Eleven residents of a nursing home in Anderson have died from COVID-19 while the overall state toll from the disease caused by the coronavius rose Tuesday by 34 to 173, state health officials said.
In addition to the 11 dead at the Bethany Pointe Health Campus in Anderson, three workers there have been hospitalized, including two in critical condition, Indiana Health Commissioner Dr. Kristina Box said during a state news briefing on the pandemic.
The state is helping to transfer residents there without COVID-19 symptoms to another skilled nursing home, Box said.
She said an outbreak in a nursing home had been her biggest fear from the coronavirus pandemic.
“This is a heartbreaking situation and illustrates what a brutal toll the COVID-19 can take on our most vulnerable populations.

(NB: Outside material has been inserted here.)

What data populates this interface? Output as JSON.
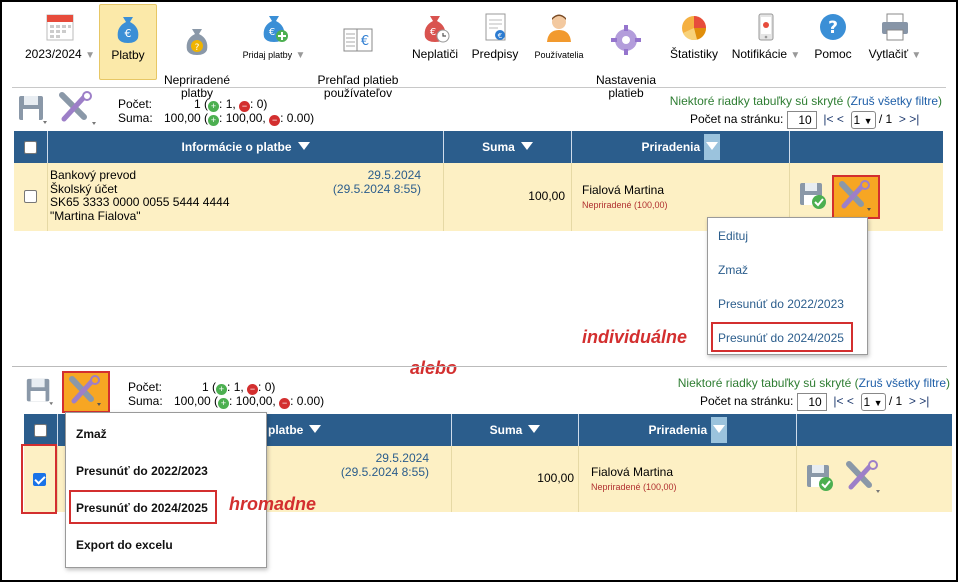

Unfortunately, this will not be the last outbreak of this kind,” Box said.
“I was stunned and saddened by the news of the multiple deaths at Bethany Pointe caused by the coronavirus,” Sen. Tim Lanane, D-Anderson, said in a statement Tuesday. “My sympathies certainly go out to the families of all involved, and I remain very concerned about the well-being of the remaining residents and staff.
“I have been in contact with ISDH officials who advised me of the actions they are taking to investigate these tragic deaths to help prevent further illness among residents and staff at the facility. We must have confidence that ISDH will take the appropriate steps to address what has happened in this tragic situation, so I will be staying in contact with health officials to make sure I’m aware of updates as they occur. This way I can best inform the families of my district.”
Rep. Melanie Wright (D-Yorktown), also issued a statement Tuesday on the situation. “My heart is heavy after learning about the 11 seniors who died and the others in critical condition at their long-term care facility in Madison County due to an outbreak of COVID-19. I am thinking of them and their family members who have a lot of questions and are grieving without having the chance to say goodbye to their loved one.
She said she would remain in touch with state and local health officials as well as the nursing home administration. “Working together, we will address this outbreak and help keep employees, health care providers and other residents at the facility safe.”
In southern Indiana, three residents of nursing home in Mitchell have died from COVID-19 and 19 others there have tested positive for the disease, the facility said last week.
Nursing homes across the country have been on lockdown for weeks under federal orders to protect their frail, elderly residents from coronavirus, but a wave of deadly outbreaks nearly every day since has suggested the measures including a ban on visits and daily health screenings of staffers either came too late or were not rigorous enough.
Gov. Eric Holcomb issued a new two-week stay-at-home order for Indiana residents Monday and extended for two weeks limits on in-person activity at state government offices and restrictions on restaurants, bars and nightclubs.
The new order states retail businesses that provide “necessities of life” may remain open but should limit the number of customers in the establishment at any given time; implements special hours for elderly and other vulnerable populations; and limits hours of operation to restock and clean.
All other retail business may remain open if they restrict sales to online or call-in ordering with delivery or curbside pickup, said the order, which took effect at 11:59 p.m. Monday.
All campgrounds will be closed except for those that use recreational vehicles or cabins as their primary residence, Holcomb said. State parks remain open to daily visitors.
For most people, the coronavirus causes mild or moderate symptoms, such as fever and cough that clear up in two to three weeks. Older adults and people with existing health problems are among those particularly susceptible to more severe illness, including pneumonia. The vast majority of people recover.